Log in or Register to get access to full text downloads.

Remember me or Register



Use of mobile phones to improve post-hospitalisation follow-up of children in rural Kenya

E.R. Rajula

Abstract


Background: Re-admission is considered a high priority quality measure in the health care setting. Most of the studies using text messaging, however, have slanted towards adults, in the form of reminders or instructions of some sort. Paediatric patients are often re-hospitalised after discharge. Recurrent hospitalisations are responsible for considerable health care spending, and some studies suggest that a substantial proportion of re-admissions are preventable through effective discharge planning and close patient follow up.
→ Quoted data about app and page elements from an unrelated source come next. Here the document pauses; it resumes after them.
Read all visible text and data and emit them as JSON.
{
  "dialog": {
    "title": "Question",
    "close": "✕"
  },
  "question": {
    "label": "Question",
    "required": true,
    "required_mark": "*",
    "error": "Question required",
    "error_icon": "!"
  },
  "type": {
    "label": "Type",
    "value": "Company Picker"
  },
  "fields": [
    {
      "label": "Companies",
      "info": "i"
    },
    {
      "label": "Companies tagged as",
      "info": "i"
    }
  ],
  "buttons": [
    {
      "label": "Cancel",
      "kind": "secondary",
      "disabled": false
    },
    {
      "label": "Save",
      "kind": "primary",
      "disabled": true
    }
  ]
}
Objective: To examine the effect of use of mobile phone to improve post-hospitalisation follow-up of children in rural Kenyan health facilities.
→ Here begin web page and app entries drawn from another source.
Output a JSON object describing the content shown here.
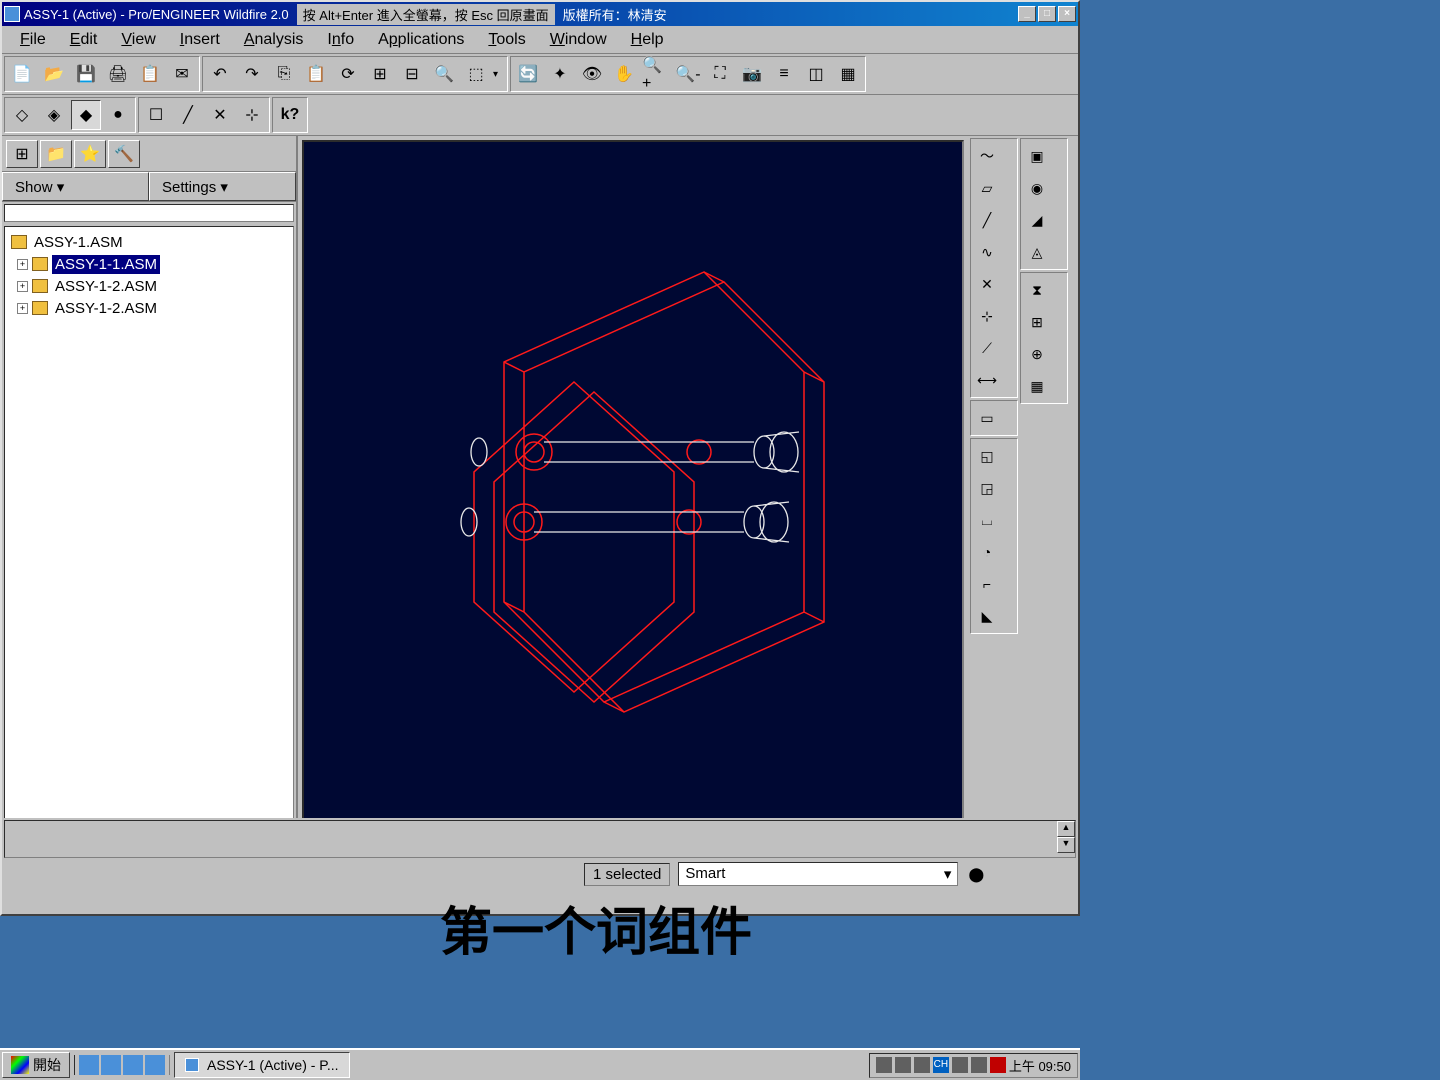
{
  "titlebar": {
    "title": "ASSY-1 (Active) - Pro/ENGINEER Wildfire 2.0",
    "hint": "按 Alt+Enter 進入全螢幕，按 Esc 回原畫面",
    "credit": "版權所有：林清安"
  },
  "menu": {
    "file": "File",
    "edit": "Edit",
    "view": "View",
    "insert": "Insert",
    "analysis": "Analysis",
    "info": "Info",
    "applications": "Applications",
    "tools": "Tools",
    "window": "Window",
    "help": "Help"
  },
  "panel": {
    "show": "Show ▾",
    "settings": "Settings ▾"
  },
  "tree": {
    "root": "ASSY-1.ASM",
    "items": [
      {
        "label": "ASSY-1-1.ASM",
        "selected": true
      },
      {
        "label": "ASSY-1-2.ASM",
        "selected": false
      },
      {
        "label": "ASSY-1-2.ASM",
        "selected": false
      }
    ]
  },
  "status": {
    "selection": "1 selected",
    "filter": "Smart"
  },
  "caption": "第一个词组件",
  "taskbar": {
    "start": "開始",
    "task": "ASSY-1 (Active) - P...",
    "time": "上午 09:50"
  }
}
Design: A cross sectional study.

Setting: Siaya County Health facilities, in Nyanza province, Kenya.

Subjects: Children under five years of age, discharged following hospitalisation.

Main outcome measures: These included, total number of discharges, readmissions, gender, socio-economics, prospective results, educational level and distance from hospital, home location, nearest health facility, acceptability, suitability, and utilisation of the message, and immunisation status of the child.
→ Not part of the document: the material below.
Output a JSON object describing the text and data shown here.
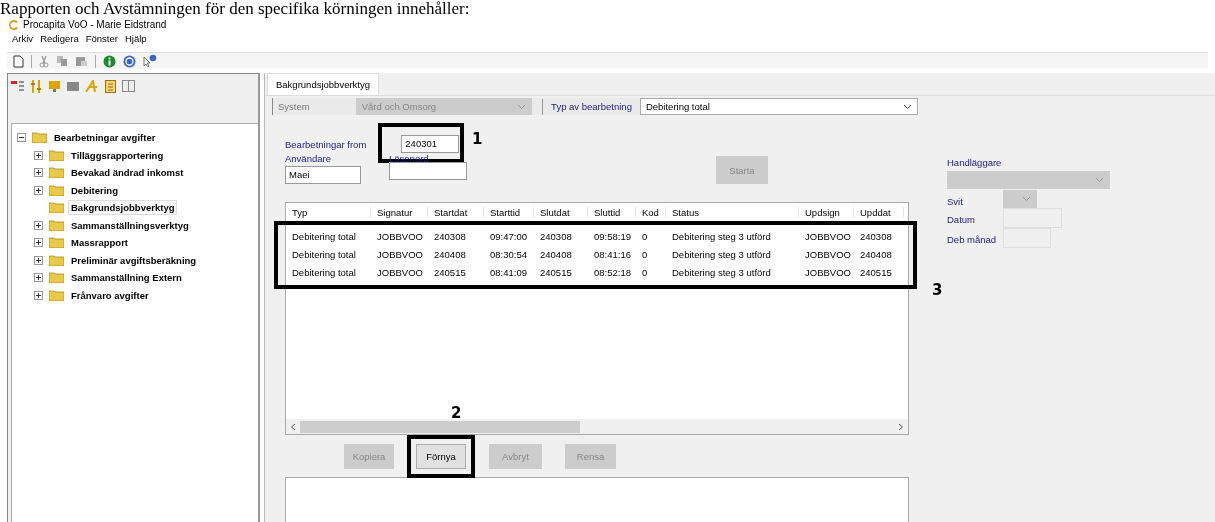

Results: The respondents’ minimum age was 18 years, with a maximum and mean age of 49 and 29.3 respectively. Most of the respondents were in monogamous marriages (69%), Protestants (57%), highest maternal education level was between primary five to eight (42%) and 40% were self employed. Re-admission rate in the Intervention group was 5% compared to Control group 1 and 2 of 28% and 21% respectively. In testing H0:1,significant relationships of p-Value 0.00, at 95% confidence interval, when the alpha is 0.05, proves that SMS messaging led to reduced re-admission rates. In testing H1:2, according to the responses relating to SMS satisfaction, majority (98.7%) expressed satisfaction with text messaging, compared to the 1.3% who expressed otherwise. There was no relationship between rate of re-admission and age, socio-economic status, distance from health facility or home location in relation to the admitting facility.

Conclusion: The study found that there was a relationship between post-discharge SMS communication and rate of re-admission. It was also established that there was a relationship between post-discharge SMS communication and improved knowledge, efficacy in childcare as well as relationship with staff. Text messaging therefore was found to improve post discharge follow-up care and eventual reduction in re-admission rate. The researcher recommended that a similar study be done on adults to see if it could have the same effect.




AJOL African Journals Online